By Matt Dolloff, CBS Boston
BOSTON (CBS) — The Atlanta Falcons have a Brady problem.
As the New England Patriots get ready for Atlanta in the Super Bowl, it’s becoming clear that both teams have a significant challenge in front of them on the defensive side of the ball. But even if Bill Belichick can’t quite come up with the kind of gameplan that can stymie Matt Ryan and the high-powered Falcons offense, you can at least feel confident that he will come up with something tailored to slowing their particular offense down.
Can Quinn and Falcons defensive coordinator Richard Smith do the same with their defense against Tom Brady?
One thing’s certain: Quinn can’t do what Mike Tomlin’s Pittsburgh Steelers did last Sunday in the AFC Championship Game when they trotted out the same old soft zones that Brady had already shredded almost every time he had faced Pittsburgh. It was shocking to precisely no one that Brady once again torched the Steelers defense to the tune of 384 yards, three touchdowns, and no interceptions.
What Quinn and his defensive staff also cannot do in Super Bowl LI is what he himself did in Super Bowl XLIX when he was the defensive coordinator for the Seattle Seahawks. Brady picked that defense apart, too, especially in the fourth quarter when it mattered most. Despite throwing two of the worst interceptions of his career, Brady decidedly had himself a night in that game.
Quinn simply cannot roll that same defensive gameplan out in the Super Bowl. He has to adjust and do what has worked against Brady in the past – and yes, there is a “blueprint” for how to slow the Patriots offense down. Brady may be the best quarterback in NFL history, but he’s not impervious to all defenses.

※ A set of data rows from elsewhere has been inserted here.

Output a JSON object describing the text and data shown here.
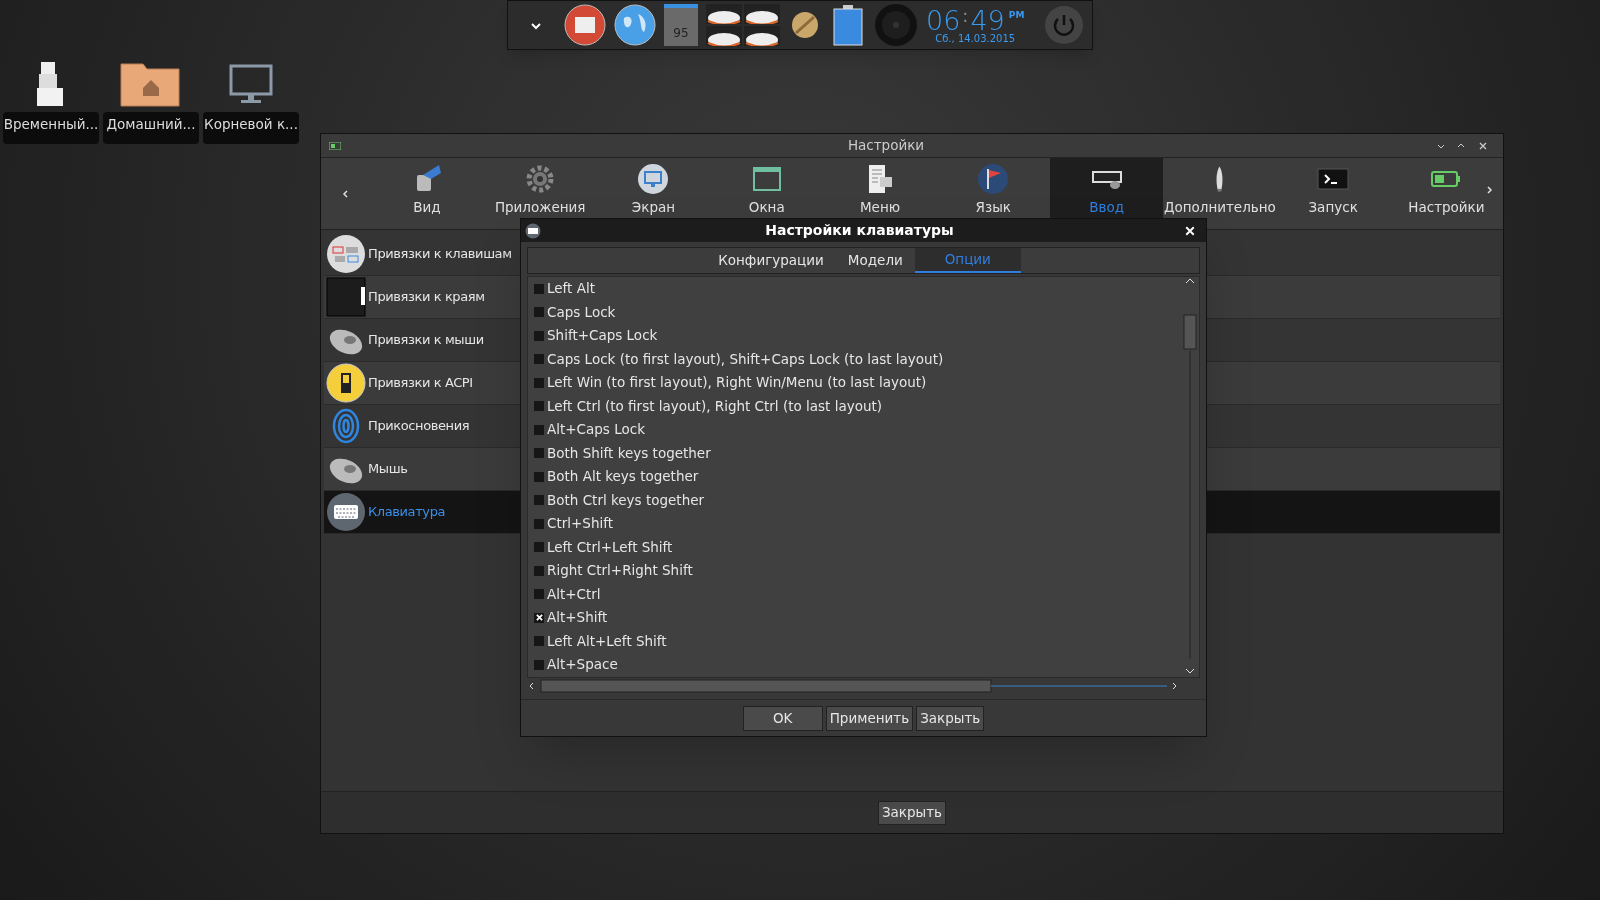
{
  "dock": {
    "badge": "95",
    "clock": {
      "hours": "06",
      "separator": ":",
      "minutes": "49",
      "ampm": "PM",
      "date": "Сб., 14.03.2015"
    }
  },
  "desktop_icons": [
    {
      "label": "Временный...",
      "kind": "boxes"
    },
    {
      "label": "Домашний...",
      "kind": "home"
    },
    {
      "label": "Корневой к...",
      "kind": "monitor"
    }
  ],
  "window": {
    "title": "Настройки",
    "tabs": [
      {
        "label": "Вид",
        "kind": "view",
        "selected": false
      },
      {
        "label": "Приложения",
        "kind": "gear",
        "selected": false
      },
      {
        "label": "Экран",
        "kind": "screen",
        "selected": false
      },
      {
        "label": "Окна",
        "kind": "window",
        "selected": false
      },
      {
        "label": "Меню",
        "kind": "menu",
        "selected": false
      },
      {
        "label": "Язык",
        "kind": "flag",
        "selected": false
      },
      {
        "label": "Ввод",
        "kind": "keyboard",
        "selected": true
      },
      {
        "label": "Дополнительно",
        "kind": "rocket",
        "selected": false
      },
      {
        "label": "Запуск",
        "kind": "terminal",
        "selected": false
      },
      {
        "label": "Настройки",
        "kind": "battery",
        "selected": false
      }
    ],
    "sidebar": [
      {
        "label": "Привязки к клавишам",
        "kind": "keys",
        "selected": false
      },
      {
        "label": "Привязки к краям",
        "kind": "edge",
        "selected": false
      },
      {
        "label": "Привязки к мыши",
        "kind": "mouse",
        "selected": false
      },
      {
        "label": "Привязки к ACPI",
        "kind": "acpi",
        "selected": false
      },
      {
        "label": "Прикосновения",
        "kind": "finger",
        "selected": false
      },
      {
        "label": "Мышь",
        "kind": "mouse",
        "selected": false
      },
      {
        "label": "Клавиатура",
        "kind": "kbd",
        "selected": true
      }
    ],
    "close_button": "Закрыть"
  },
  "dialog": {
    "title": "Настройки клавиатуры",
    "tabs": [
      {
        "label": "Конфигурации",
        "selected": false
      },
      {
        "label": "Модели",
        "selected": false
      },
      {
        "label": "Опции",
        "selected": true
      }
    ],
    "options": [
      {
        "label": "Left Alt",
        "checked": false
      },
      {
        "label": "Caps Lock",
        "checked": false
      },
      {
        "label": "Shift+Caps Lock",
        "checked": false
      },
      {
        "label": "Caps Lock (to first layout), Shift+Caps Lock (to last layout)",
        "checked": false
      },
      {
        "label": "Left Win (to first layout), Right Win/Menu (to last layout)",
        "checked": false
      },
      {
        "label": "Left Ctrl (to first layout), Right Ctrl (to last layout)",
        "checked": false
      },
      {
        "label": "Alt+Caps Lock",
        "checked": false
      },
      {
        "label": "Both Shift keys together",
        "checked": false
      },
      {
        "label": "Both Alt keys together",
        "checked": false
      },
      {
        "label": "Both Ctrl keys together",
        "checked": false
      },
      {
        "label": "Ctrl+Shift",
        "checked": false
      },
      {
        "label": "Left Ctrl+Left Shift",
        "checked": false
      },
      {
        "label": "Right Ctrl+Right Shift",
        "checked": false
      },
      {
        "label": "Alt+Ctrl",
        "checked": false
      },
      {
        "label": "Alt+Shift",
        "checked": true
      },
      {
        "label": "Left Alt+Left Shift",
        "checked": false
      },
      {
        "label": "Alt+Space",
        "checked": false
      }
    ],
    "buttons": [
      "OK",
      "Применить",
      "Закрыть"
    ]
  }
}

Not everyone has the personnel and coaching smarts to pull it off, but it’s not impossible.
For at least half of the closer-than-expected AFC Divisional Playoff, the Houston Texans made life difficult for Brady in a similar fashion to other teams that have had success against him in the past. They got consistent pressure up the middle with just three or four rushers up front while the rest of the defense flooded the middle of the field and played tight man-to-man coverage across the board. You saw the Broncos pull this off in last year’s AFC Championship Game, and other playoff losses to the Ravens and Rex Ryan-coached Jets saw a similar plan executed well.
The Boston Globe’s Ben Volin used his weekly film study to largely break down the Falcons defense in an effort to figure out if they have what it takes to slow Brady down. Despite a few minor differences, Quinn is essentially trying to replicate the Seahawks defense with the Falcons.
If the Falcons don’t switch things up on defense – which they did not do against the Seahawks or Packers – you can expect them to line up four down linemen, play press coverage at corner, and keep a single deep safety in the center of the field. If all Brady has to do is check the film of the Falcons’ last two games to be able to diagnose what they’re doing, he will pick them apart up and down the field.
Greg Bedard of the MMQB told Felger & Mazz in his weekly appearance on Tuesday that they were “seriously underestimating” Quinn and his ability to tailor his gameplan to specific opponents. He noted that the Falcons did do some things different schematically with their defense against the Packers from what they did against the Seahawks. Against Brady and the Patriots, such adjustments on defense will be imperative.
The Falcons are likely going to score their points in this game. But if they want to have any hope of actually beating the Patriots, they will need to do something different on defense. They will need to switch it up. Whether or not Quinn has the smarts and the personnel to pull it off will not be known until they take the field on Super Bowl Sunday.
Matt Dolloff is a writer for CBSBostonSports.com. Any opinions expressed do not necessarily reflect that of CBS or 98.5 The Sports Hub. Have a news tip or comment for Matt? Follow him on Twitter @mattdolloff and email him at firstname.lastname@example.org.